You’ve written your book and now you’re hoping to sell it to an agent or publisher. Most likely you’re not a salesperson by nature, so here are some things you should never say when trying to sell your book.
- There’s no other book like it. Sorry to disappoint you, but there’s always another book like it. Your job is to show the agent or publisher why your book differs from the others in the market. It could be the characterization. It could be a new way to approach the nonfiction topic. If you want to sell your book, you need to show how your book compares to what’s already similar (and successful) to what people are buying.
- This book will sell itself in the marketplace. Again, this simply isn’t realistic. James Patterson’s books are about as close as you can come to books selling themselves, yet even he markets his books (I saw him in a television commercial just the other day).
- The audience is anyone who reads. Once more the answer is nope, not so. I read a lot, but I don’t read everything and neither does anyone else. Your job when selling your book is the same as it is when writing it–understand who your core reader is and know your specific audience.
Remember not to say these three things when selling your book and you may improve your success rate. Happy writing!
June 9, 2016
People can’t buy your book unless they’re aware it exists. Whether you self-publish or royalty publish, the marketing is up to the author. Why? People buy authors, not publishers.
Get creative and set up book signings in various venues, not just bookstores. Again, you may ask the why question. In bookstores you’re competing with hundreds, maybe even thousands, of other titles. In other venues, your book stands out.
Here are some tips for things to do before your next book signing.
- Connect with people. You do this by talking with as many people as you can. Show them you’re human, personable, and someone they want to know better by reading your book.

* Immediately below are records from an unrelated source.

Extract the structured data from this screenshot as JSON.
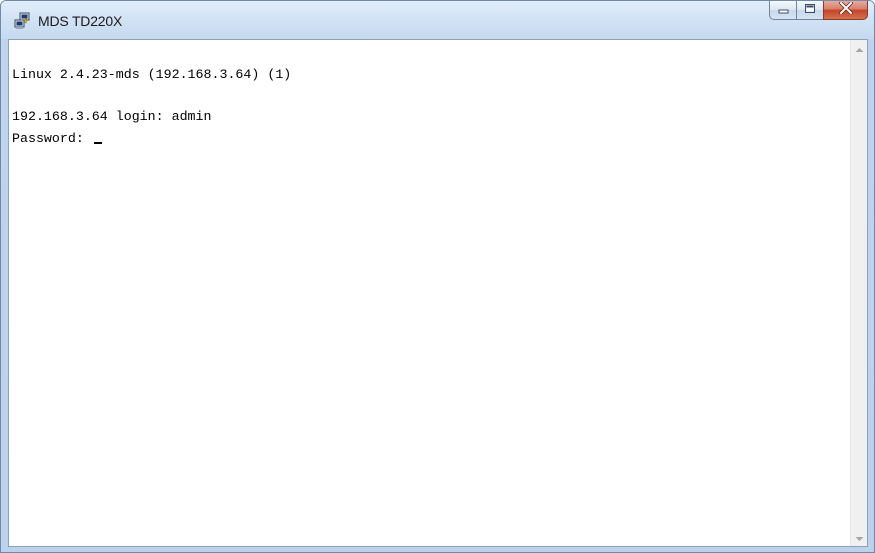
{
  "window": {
    "title": "MDS TD220X",
    "icon": "putty-terminal-icon"
  },
  "caption_buttons": {
    "minimize": "minimize-icon",
    "maximize": "maximize-icon",
    "close": "close-icon"
  },
  "terminal": {
    "lines": [
      "Linux 2.4.23-mds (192.168.3.64) (1)",
      "",
      "192.168.3.64 login: admin",
      "Password: "
    ]
  },
  "scrollbar": {
    "up_icon": "scroll-up-arrow-icon",
    "down_icon": "scroll-down-arrow-icon"
  },
  "colors": {
    "frame": "#bcd2ea",
    "close_button": "#c4442a",
    "terminal_bg": "#ffffff",
    "terminal_fg": "#000000"
  }
}
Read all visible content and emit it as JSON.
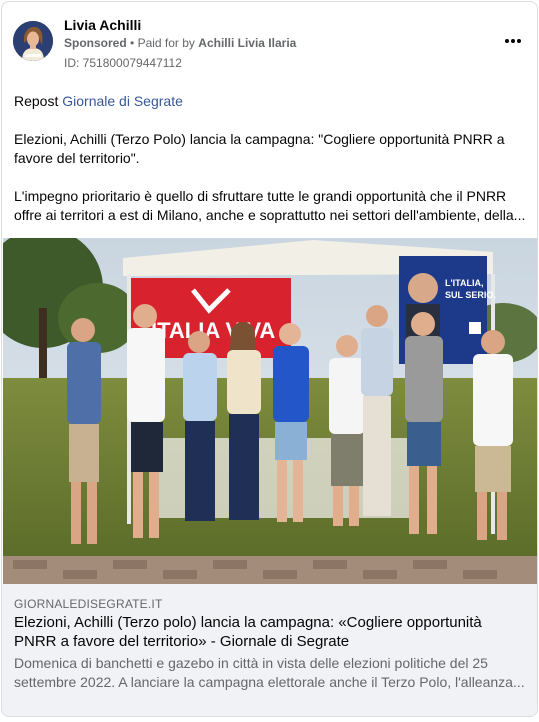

- Make a list of local media (newspapers, radio, television). Find out who does author interviews in each one. Request interviews with each venue the week of your book signing event. You can do this with press releases, phone calls, email, or any other method that connects you to the right person. I’ve had local newspapers run feature stories on me and my books, along with photos of me and my books.

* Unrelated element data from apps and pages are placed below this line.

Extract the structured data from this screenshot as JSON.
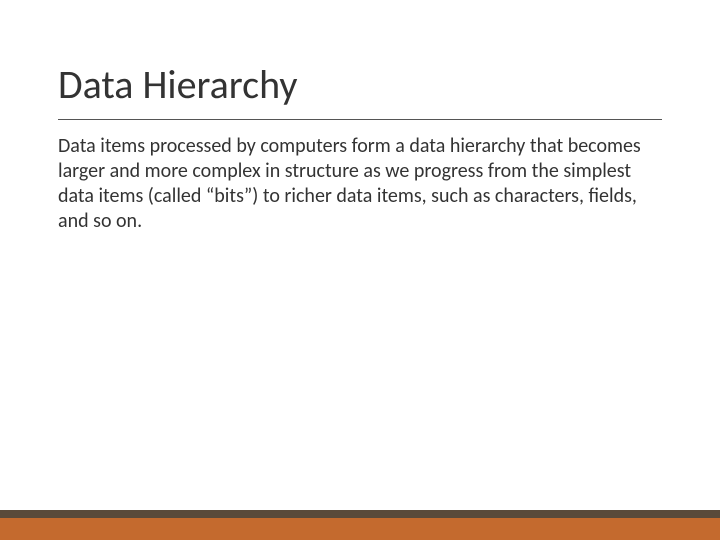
{
  "slide": {
    "title": "Data Hierarchy",
    "body": "Data items processed by computers form a data hierarchy that becomes larger and more complex in structure as we progress from the simplest data items (called “bits”) to richer data items, such as characters, fields, and so on."
  },
  "theme": {
    "footer_top_color": "#5a4a3a",
    "footer_bottom_color": "#c46a2e"
  }
}
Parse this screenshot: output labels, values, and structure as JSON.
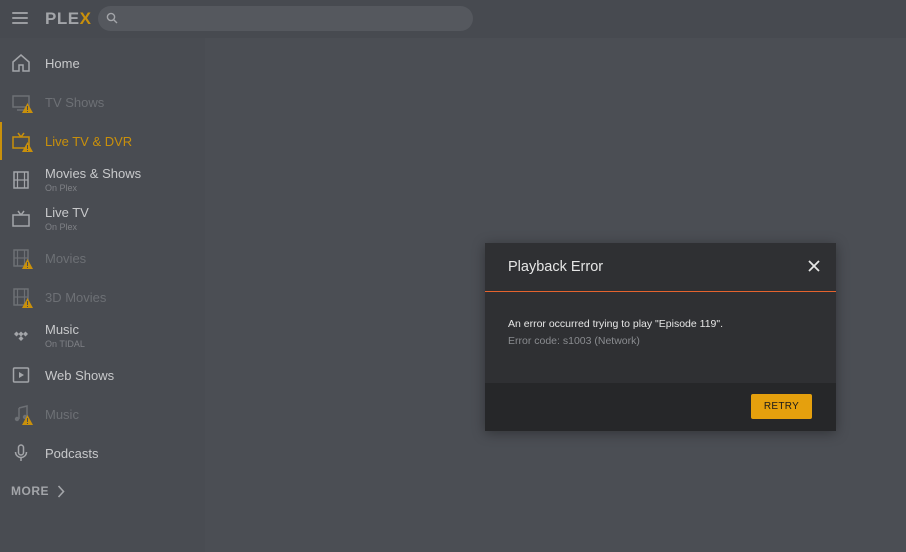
{
  "app": {
    "logo_text": "PLEX",
    "logo_main": "PLE",
    "logo_accent": "X"
  },
  "search": {
    "placeholder": ""
  },
  "sidebar": {
    "items": [
      {
        "label": "Home",
        "sub": "",
        "icon": "home-icon",
        "state": "normal"
      },
      {
        "label": "TV Shows",
        "sub": "",
        "icon": "tv-icon",
        "state": "dim-warning"
      },
      {
        "label": "Live TV & DVR",
        "sub": "",
        "icon": "live-tv-icon",
        "state": "active-warning"
      },
      {
        "label": "Movies & Shows",
        "sub": "On Plex",
        "icon": "film-icon",
        "state": "normal"
      },
      {
        "label": "Live TV",
        "sub": "On Plex",
        "icon": "tv-icon",
        "state": "normal"
      },
      {
        "label": "Movies",
        "sub": "",
        "icon": "film-icon",
        "state": "dim-warning"
      },
      {
        "label": "3D Movies",
        "sub": "",
        "icon": "film-icon",
        "state": "dim-warning"
      },
      {
        "label": "Music",
        "sub": "On TIDAL",
        "icon": "tidal-icon",
        "state": "normal"
      },
      {
        "label": "Web Shows",
        "sub": "",
        "icon": "play-icon",
        "state": "normal"
      },
      {
        "label": "Music",
        "sub": "",
        "icon": "music-note-icon",
        "state": "dim-warning"
      },
      {
        "label": "Podcasts",
        "sub": "",
        "icon": "microphone-icon",
        "state": "normal"
      }
    ],
    "more_label": "MORE"
  },
  "dialog": {
    "title": "Playback Error",
    "message": "An error occurred trying to play \"Episode 119\".",
    "error_code": "Error code: s1003 (Network)",
    "retry_label": "RETRY"
  },
  "colors": {
    "accent": "#e5a00d",
    "divider": "#e5632e",
    "warning": "#c9900b"
  }
}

- Have your picture taken with the directors, managers, and any other key people in the organization hosting your book signing. Use that picture to publicize your upcoming book signing.
- Create an 11 x 17 poster of your book cover, then laminate it and add a stand-up device to the back so you can stand the poster up at your signing table.
- Consider bookmarks or post cards or flyers showing your book cover and offering information about your book so you can pass them out everywhere you go (not just the book signing). Consider putting your website, the book’s website, and your blog information on any or all of these.
Here are some tips for the day of the book signing.
- Bring plenty of books to sign. You can’t sign what isn’t there.
- Arrive at least 20 minutes early, check the signing set-up, then take a few books and walk around so people can see you, talk with you, and perhaps even take a look at your book. Be sure you wear your name tag or some other way to identify you as the author.
- Talk with employees or volunteers working at your signing to give them a very brief overview of your book (in case someone asks them about it).
- Consider gifting those who helped create your book signing with a signed copy of your book as a thank you.
- Send a thank-you note to the person who originally set up your book signing. I send thank-you notes for gifts, nice gestures, enjoyable events, etc., and am constantly told no one sends thank-you notes anymore, so my doing so was really appreciated.
- Smile and thank the people who ran the book signing, even if you didn’t sell as many books as you hoped. Complaining doesn’t help, so focus on the fun you had, and be sure to ask how many signed copies of the book you should leave for those who wanted to come but couldn’t make it.
The important thing to remember is you’re at the book signing to have fun, meet people, and maybe sell a few books. A book signing is just one step of the book marketing ladder, so enjoy it and learn from it. Happy writing!